SOUTO Cintia Paola
LIVESTOCK EFFECTS ON GENETIC VARIATION OF CREOSOTE BUSHES IN PATAGONIAN RANGELANDS
C.P. SOUTO; M. TADEY
CAMBRIDGE UNIV PRESS
Lugar: Cambridge; Año: 2018
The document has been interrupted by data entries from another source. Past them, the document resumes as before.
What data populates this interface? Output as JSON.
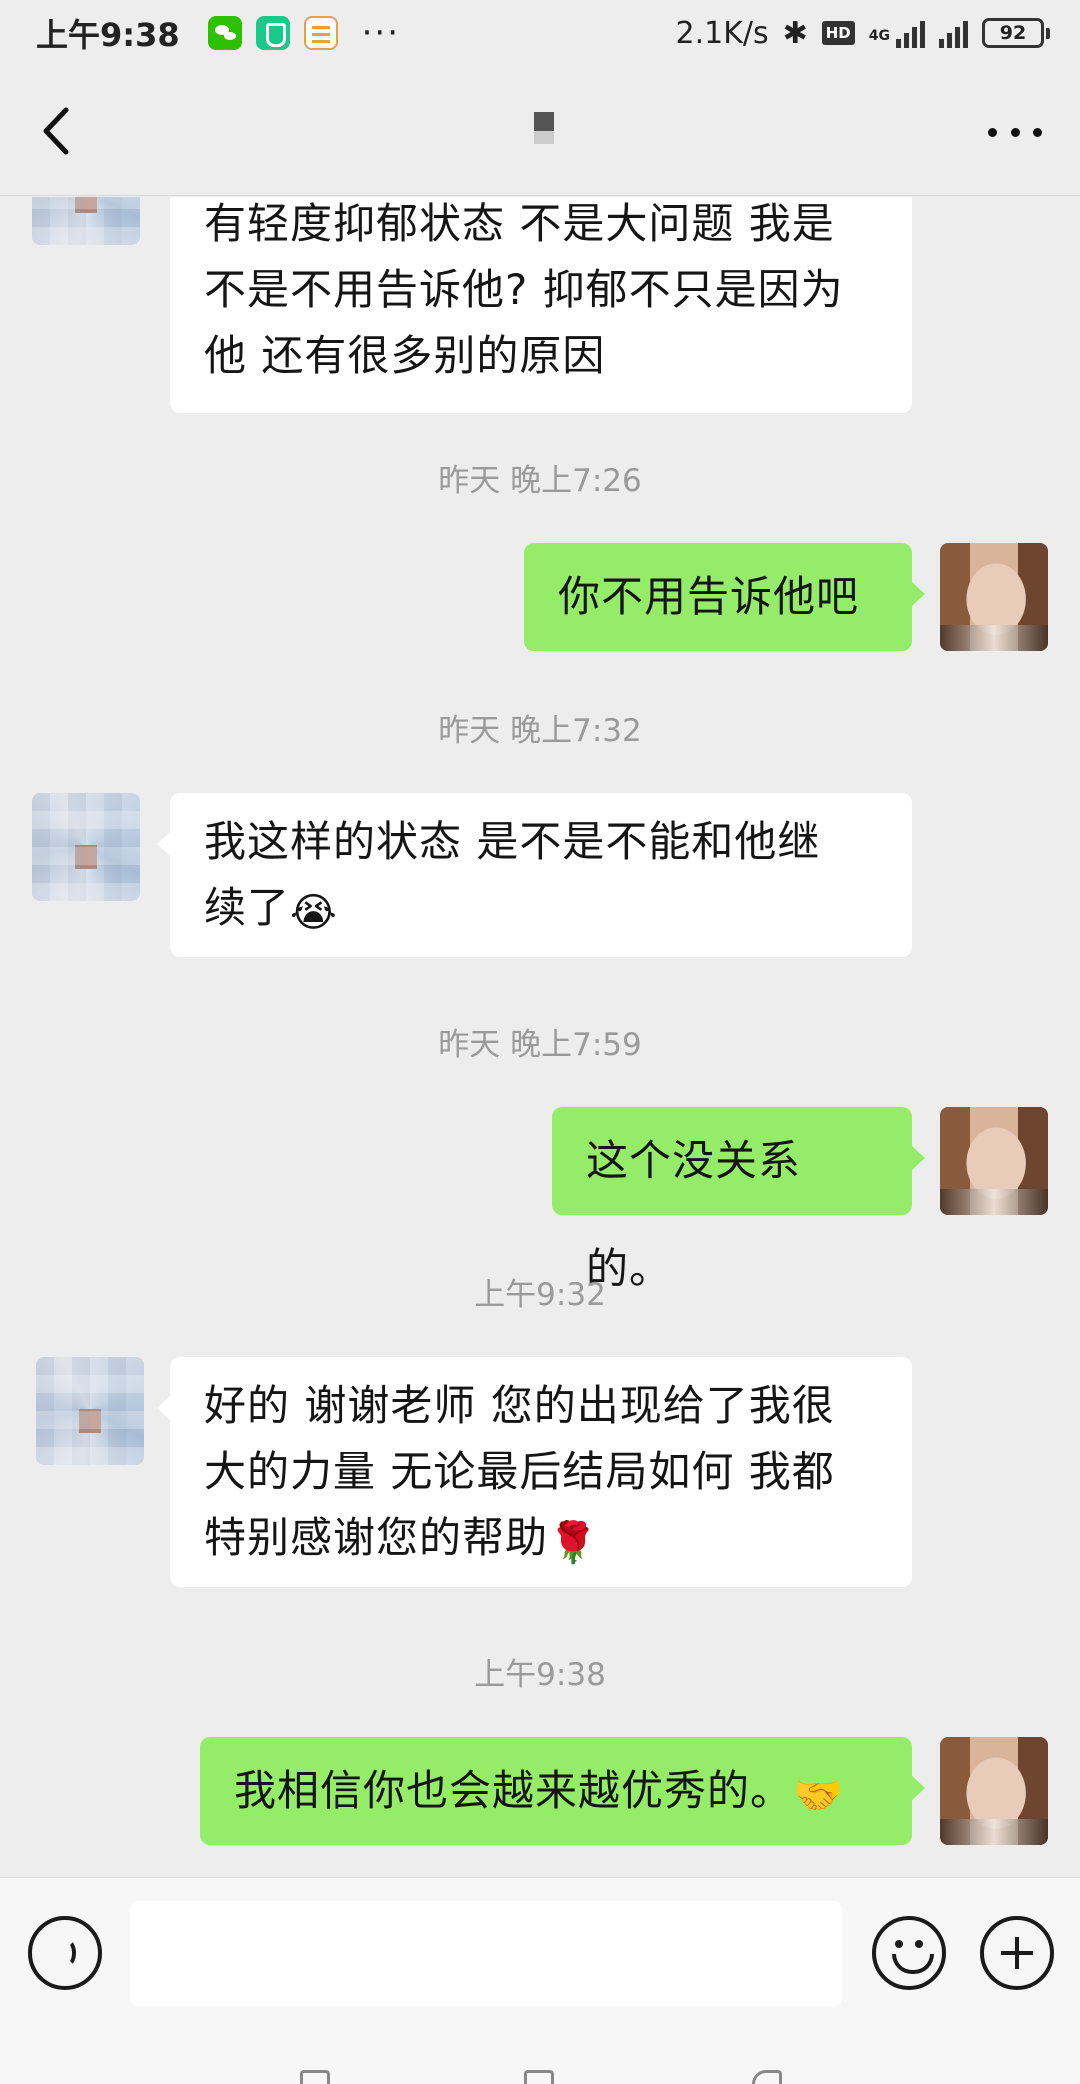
{
  "status_bar": {
    "time": "上午9:38",
    "network_speed": "2.1K/s",
    "network_type": "4G",
    "battery": "92",
    "more_notifications": "···",
    "hd_badge": "HD",
    "app_icons": [
      "wechat-icon",
      "shield-icon",
      "note-icon"
    ]
  },
  "nav": {
    "back_icon": "chevron-left-icon",
    "more_icon": "ellipsis-icon"
  },
  "messages": [
    {
      "type": "incoming",
      "text": "有轻度抑郁状态 不是大问题 我是\n不是不用告诉他? 抑郁不只是因为\n他 还有很多别的原因"
    },
    {
      "type": "time",
      "text": "昨天 晚上7:26"
    },
    {
      "type": "outgoing",
      "text": "你不用告诉他吧"
    },
    {
      "type": "time",
      "text": "昨天 晚上7:32"
    },
    {
      "type": "incoming",
      "text": "我这样的状态 是不是不能和他继\n续了",
      "emoji": "😭"
    },
    {
      "type": "time",
      "text": "昨天 晚上7:59"
    },
    {
      "type": "outgoing",
      "text": "这个没关系的。"
    },
    {
      "type": "time",
      "text": "上午9:32"
    },
    {
      "type": "incoming",
      "text": "好的 谢谢老师 您的出现给了我很\n大的力量 无论最后结局如何 我都\n特别感谢您的帮助",
      "emoji": "🌹"
    },
    {
      "type": "time",
      "text": "上午9:38"
    },
    {
      "type": "outgoing",
      "text": "我相信你也会越来越优秀的。",
      "emoji": "🤝"
    }
  ],
  "input_bar": {
    "value": "",
    "voice_icon": "voice-icon",
    "emoji_icon": "emoji-icon",
    "plus_icon": "plus-icon"
  },
  "colors": {
    "background": "#ededed",
    "incoming_bubble": "#ffffff",
    "outgoing_bubble": "#95ec69",
    "timestamp": "#9a9a9a"
  }
}
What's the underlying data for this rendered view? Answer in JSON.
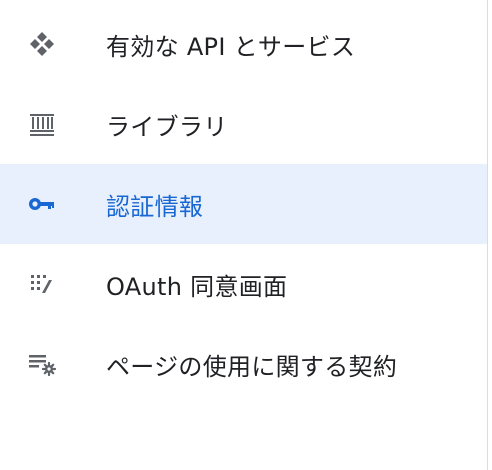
{
  "sidebar": {
    "items": [
      {
        "label": "有効な API とサービス",
        "icon": "api-diamond-icon",
        "active": false
      },
      {
        "label": "ライブラリ",
        "icon": "library-icon",
        "active": false
      },
      {
        "label": "認証情報",
        "icon": "key-icon",
        "active": true
      },
      {
        "label": "OAuth 同意画面",
        "icon": "oauth-consent-icon",
        "active": false
      },
      {
        "label": "ページの使用に関する契約",
        "icon": "page-agreement-settings-icon",
        "active": false
      }
    ]
  },
  "colors": {
    "active_bg": "#e8f0fe",
    "active_text": "#1967d2",
    "text": "#202124",
    "icon": "#5f6368"
  }
}
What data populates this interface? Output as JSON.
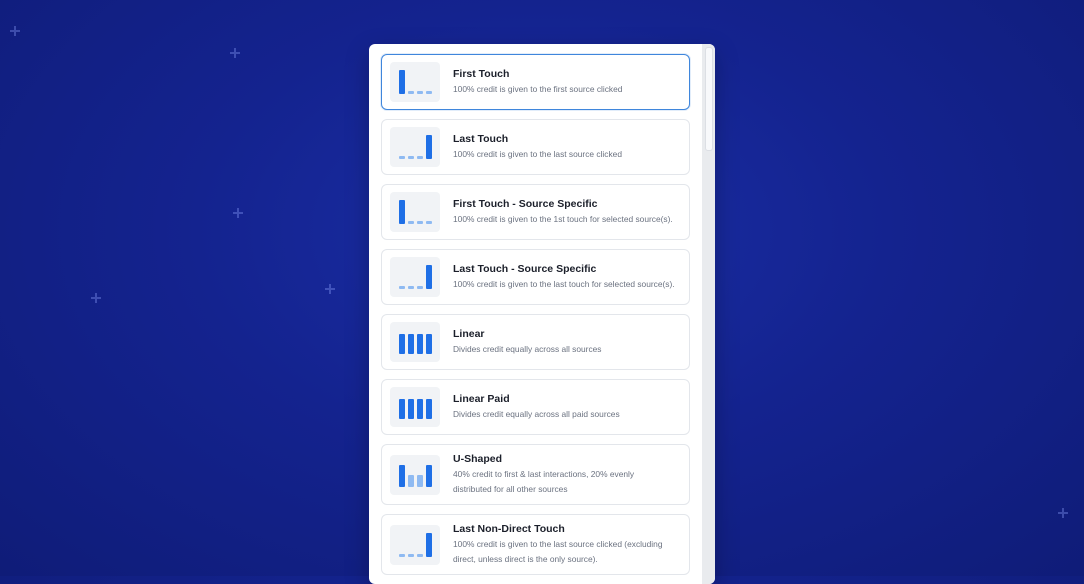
{
  "attribution_models": [
    {
      "title": "First Touch",
      "desc": "100% credit is given to the first source clicked",
      "icon": "first-touch-icon",
      "selected": true
    },
    {
      "title": "Last Touch",
      "desc": "100% credit is given to the last source clicked",
      "icon": "last-touch-icon",
      "selected": false
    },
    {
      "title": "First Touch - Source Specific",
      "desc": "100% credit is given to the 1st touch for selected source(s).",
      "icon": "first-touch-icon",
      "selected": false
    },
    {
      "title": "Last Touch - Source Specific",
      "desc": "100% credit is given to the last touch for selected source(s).",
      "icon": "last-touch-icon",
      "selected": false
    },
    {
      "title": "Linear",
      "desc": "Divides credit equally across all sources",
      "icon": "linear-icon",
      "selected": false
    },
    {
      "title": "Linear Paid",
      "desc": "Divides credit equally across all paid sources",
      "icon": "linear-icon",
      "selected": false
    },
    {
      "title": "U-Shaped",
      "desc_line1": "40% credit to first & last interactions, 20% evenly",
      "desc_line2": "distributed for all other sources",
      "icon": "u-shaped-icon",
      "selected": false
    },
    {
      "title": "Last Non-Direct Touch",
      "desc_line1": "100% credit is given to the last source clicked (excluding",
      "desc_line2": "direct, unless direct is the only source).",
      "icon": "last-touch-icon",
      "selected": false
    }
  ],
  "colors": {
    "accent": "#1f6fe6",
    "accent_light": "#8fbaf2",
    "selected_border": "#3f86dc"
  }
}
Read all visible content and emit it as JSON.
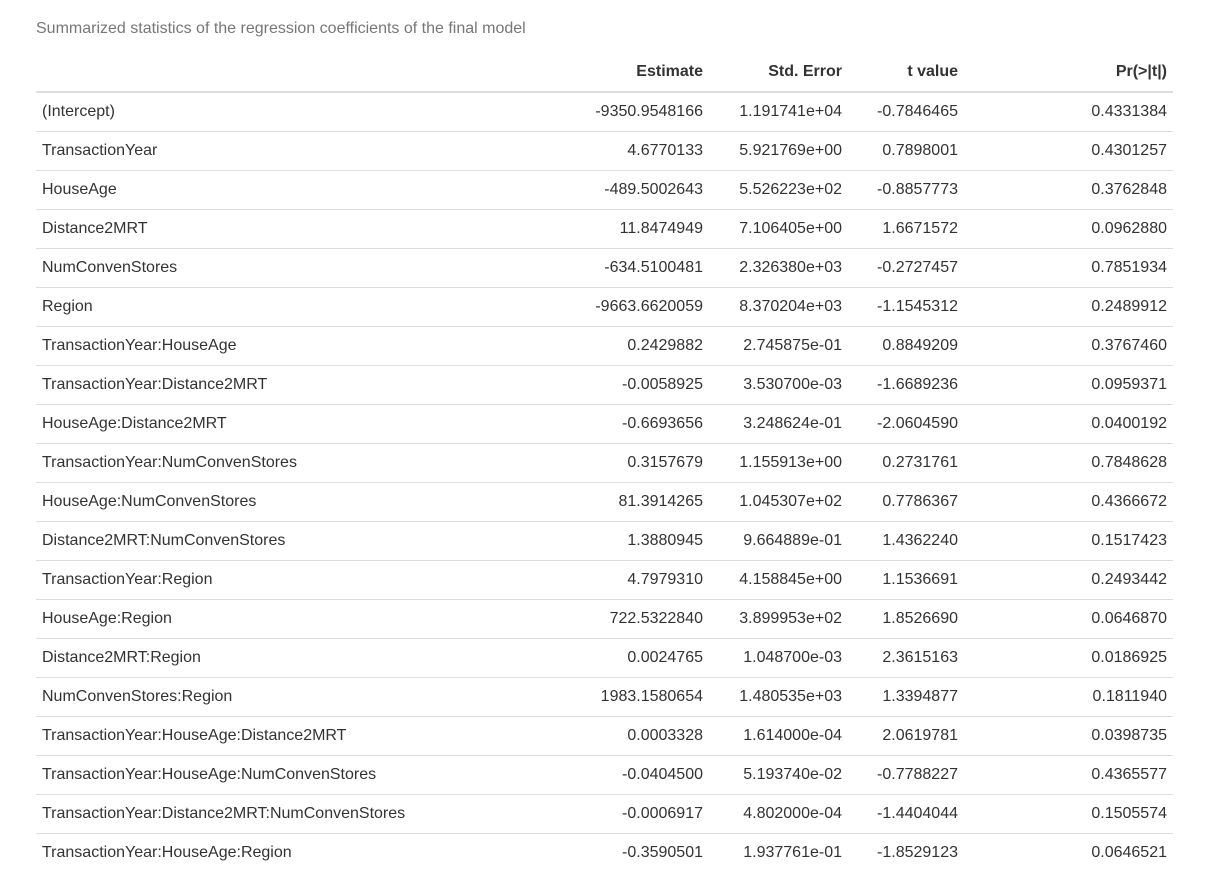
{
  "caption": "Summarized statistics of the regression coefficients of the final model",
  "table": {
    "headers": [
      "",
      "Estimate",
      "Std. Error",
      "t value",
      "Pr(>|t|)"
    ],
    "rows": [
      [
        "(Intercept)",
        "-9350.9548166",
        "1.191741e+04",
        "-0.7846465",
        "0.4331384"
      ],
      [
        "TransactionYear",
        "4.6770133",
        "5.921769e+00",
        "0.7898001",
        "0.4301257"
      ],
      [
        "HouseAge",
        "-489.5002643",
        "5.526223e+02",
        "-0.8857773",
        "0.3762848"
      ],
      [
        "Distance2MRT",
        "11.8474949",
        "7.106405e+00",
        "1.6671572",
        "0.0962880"
      ],
      [
        "NumConvenStores",
        "-634.5100481",
        "2.326380e+03",
        "-0.2727457",
        "0.7851934"
      ],
      [
        "Region",
        "-9663.6620059",
        "8.370204e+03",
        "-1.1545312",
        "0.2489912"
      ],
      [
        "TransactionYear:HouseAge",
        "0.2429882",
        "2.745875e-01",
        "0.8849209",
        "0.3767460"
      ],
      [
        "TransactionYear:Distance2MRT",
        "-0.0058925",
        "3.530700e-03",
        "-1.6689236",
        "0.0959371"
      ],
      [
        "HouseAge:Distance2MRT",
        "-0.6693656",
        "3.248624e-01",
        "-2.0604590",
        "0.0400192"
      ],
      [
        "TransactionYear:NumConvenStores",
        "0.3157679",
        "1.155913e+00",
        "0.2731761",
        "0.7848628"
      ],
      [
        "HouseAge:NumConvenStores",
        "81.3914265",
        "1.045307e+02",
        "0.7786367",
        "0.4366672"
      ],
      [
        "Distance2MRT:NumConvenStores",
        "1.3880945",
        "9.664889e-01",
        "1.4362240",
        "0.1517423"
      ],
      [
        "TransactionYear:Region",
        "4.7979310",
        "4.158845e+00",
        "1.1536691",
        "0.2493442"
      ],
      [
        "HouseAge:Region",
        "722.5322840",
        "3.899953e+02",
        "1.8526690",
        "0.0646870"
      ],
      [
        "Distance2MRT:Region",
        "0.0024765",
        "1.048700e-03",
        "2.3615163",
        "0.0186925"
      ],
      [
        "NumConvenStores:Region",
        "1983.1580654",
        "1.480535e+03",
        "1.3394877",
        "0.1811940"
      ],
      [
        "TransactionYear:HouseAge:Distance2MRT",
        "0.0003328",
        "1.614000e-04",
        "2.0619781",
        "0.0398735"
      ],
      [
        "TransactionYear:HouseAge:NumConvenStores",
        "-0.0404500",
        "5.193740e-02",
        "-0.7788227",
        "0.4365577"
      ],
      [
        "TransactionYear:Distance2MRT:NumConvenStores",
        "-0.0006917",
        "4.802000e-04",
        "-1.4404044",
        "0.1505574"
      ],
      [
        "TransactionYear:HouseAge:Region",
        "-0.3590501",
        "1.937761e-01",
        "-1.8529123",
        "0.0646521"
      ]
    ]
  }
}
SUMMARYGenetic diversity is the raw material for species? persistence over time, providing the potential to survive stochastic events, as well as climate and/or human-induced environmental changes. Biodiversity in dry rangelands is decreasing, due to intensification of livestock production, but its effects on genetic diversity of the consumed biota have seldom been assessed. We examined livestock effects on the genetic diversity of two dominant creosote species of the Patagonian Monte Desert, Larrea divaricata and Larrea cuneifolia. We deployed competing hierarchical regression models to assess the relationship between genetic variation within natural populations, as a function of increasing stocking rates on ten arid rangelands. These species exhibit similar levels and patterns of genetic structure, with both high levels of inbreeding and divergence among locations. We found that increased stocking reduces genetic variation and increases genetic subdivision between populations. Our results indicate that grazing pressures are impoverishing the gene pool of these dominant native species of the Monte desert, decreasing the evolutionary potential of the primary plant producers, and increasing the desertification risk for a vulnerable habitat. We highlight the importance of considering livestock as a major driver of genetic losses in dry rangelands under overgrazing pressure, especially given current forecasts of climate change.